What does the law say?
In France, as in the rest of the European Union, the right to freedom of expression applies, allowing web users to publicly voice their opinion on products or services they have purchased. French consumers are therefore legally allowed to alert other web users about the faults and defects of certain products and to publicly praise the qualities of others.
There are limits however. Fraudulent behavior, such as denigration, defamation and deceptive marketing practices, are reprehensible. Thus, falsely presenting oneself as a consumer, publishing comments with the sole purpose of harming a company, or sharing comments or insults aimed directly at a specific person are strictly forbidden.
In order to provide consumers with better information, the French government recently promulgated the “Law for a Digital Republic”, requiring any website displaying customer feedback to specify how it was collected and moderated (proof of purchase, negative feedback moderation, author identity checking…).
Summary of the most common fraudulent practices
- Abusive moderation of customer reviews
Though deleting offensive, defamatory or unfounded content is permitted by law, filtering and removing all negative reviews to protect one’s e-reputation is not. Yet according to french consumer group UFC Que Choisir, around 1/3 of all websites resort to such practices.
Another technique, slightly less widespread, consists of gradually publishing negative customer reviews, so they are always perfectly diluted in a mass of positive feedback and thus difficultly visible by web users.
- Writing or purchasing fake reviews
Other companies go even further by pretending to be consumers and leaving feedback on their own products, or buying fake reviews from marketing agencies or freelance copywriters, most of which are located abroad. However, the are generally easy to spot by regulartory authorities such as theDGCCRF : getting a large number of reviews over a short period of time, or consumers leaving reviews on multiple stores situated in different towns in the space of a few hours are just two signs which will draw attention.
- Incentivized reviews

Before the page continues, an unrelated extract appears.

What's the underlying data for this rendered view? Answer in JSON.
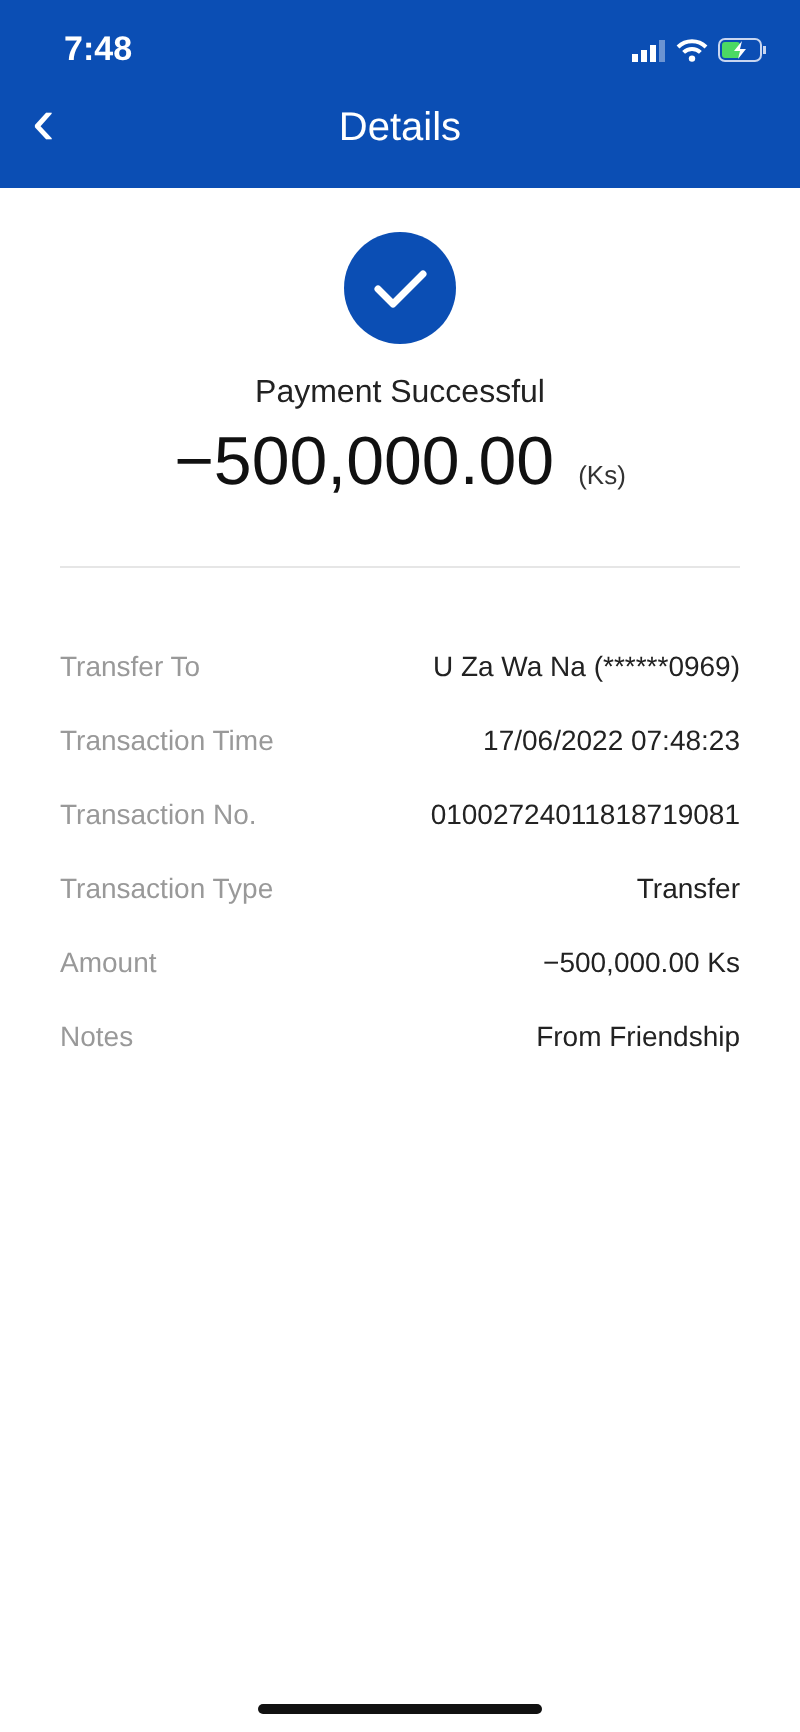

Lest but not least, come incentivized reviews, which are not a fraudulent practice as such, but can largely influence product ratings. Incentivized reviews are reviews written in exchange for a free product or discount. Such reviews are globally more positive than average, as shown by Reviewmeta’s 2016 study of Amazon customer reviews.
The study found that customers who received free or highly discounted items in exchange for reviews, rated products an average 0.48 stars higher than customers who purchased the item at the standard price, without any particular contact with the brand. Amazon has since edited its user guidelines to limit this type of review, but other websites continue to use the practice.
How to ensure online reviews are authentic?
The best solution in France today is to follow AFNOR’s NF Z74-501 standard on consumer reviews : “Online Consumer Reviews Principles and Requirements for Collection, Moderation & Display”. These customer feedback guidelines enable the reliable processing of feedback published online and include the banning of purchased feedback, the obligation to identify the author and display all collected feedback in chronological order.
Here at WizVille, we are convinced that this standard is the best solution for encouraging authentic customer reviews. Our founder, Timothée de Laitre, took part in the preliminary work of creating this standard and helped publicize the issues surrounding false consumer reviews in the early years of 2010.
Moreover, it seems to us that the best way to promote genuine reviews is to only request feedback from people who have proof of purchase. This is how Trustville, the third-party consumer review platform created by WizVille works, in conformity with AFNOR’s consumer review standard.